## Information given
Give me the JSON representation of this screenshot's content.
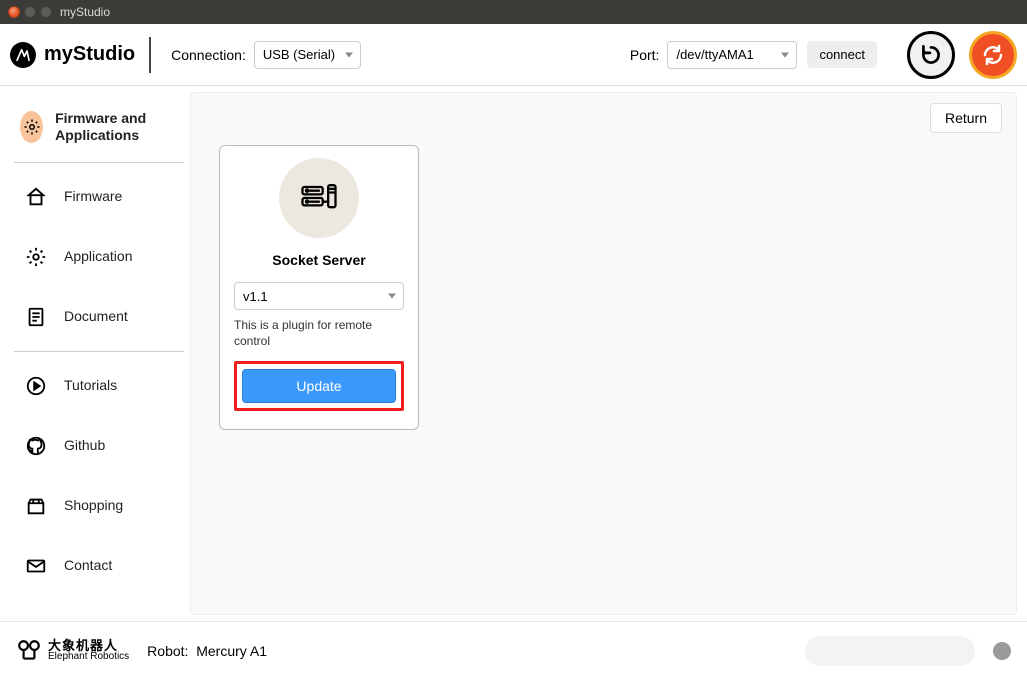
{
  "window": {
    "title": "myStudio"
  },
  "header": {
    "app_name": "myStudio",
    "connection_label": "Connection:",
    "connection_selected": "USB (Serial)",
    "port_label": "Port:",
    "port_selected": "/dev/ttyAMA1",
    "connect_label": "connect"
  },
  "sidebar": {
    "items": [
      {
        "label": "Firmware and Applications"
      },
      {
        "label": "Firmware"
      },
      {
        "label": "Application"
      },
      {
        "label": "Document"
      },
      {
        "label": "Tutorials"
      },
      {
        "label": "Github"
      },
      {
        "label": "Shopping"
      },
      {
        "label": "Contact"
      }
    ]
  },
  "main": {
    "return_label": "Return",
    "card": {
      "title": "Socket Server",
      "version_selected": "v1.1",
      "description": "This is a plugin for remote control",
      "update_label": "Update"
    }
  },
  "footer": {
    "brand_cn": "大象机器人",
    "brand_en": "Elephant Robotics",
    "robot_label": "Robot:",
    "robot_value": "Mercury A1"
  }
}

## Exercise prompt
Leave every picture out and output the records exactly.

## Written response
Give me the JSON representation of this screenshot's content.
{
  "window": {
    "title": "myStudio"
  },
  "header": {
    "app_name": "myStudio",
    "connection_label": "Connection:",
    "connection_selected": "USB (Serial)",
    "port_label": "Port:",
    "port_selected": "/dev/ttyAMA1",
    "connect_label": "connect"
  },
  "sidebar": {
    "items": [
      {
        "label": "Firmware and Applications"
      },
      {
        "label": "Firmware"
      },
      {
        "label": "Application"
      },
      {
        "label": "Document"
      },
      {
        "label": "Tutorials"
      },
      {
        "label": "Github"
      },
      {
        "label": "Shopping"
      },
      {
        "label": "Contact"
      }
    ]
  },
  "main": {
    "return_label": "Return",
    "card": {
      "title": "Socket Server",
      "version_selected": "v1.1",
      "description": "This is a plugin for remote control",
      "update_label": "Update"
    }
  },
  "footer": {
    "brand_cn": "大象机器人",
    "brand_en": "Elephant Robotics",
    "robot_label": "Robot:",
    "robot_value": "Mercury A1"
  }
}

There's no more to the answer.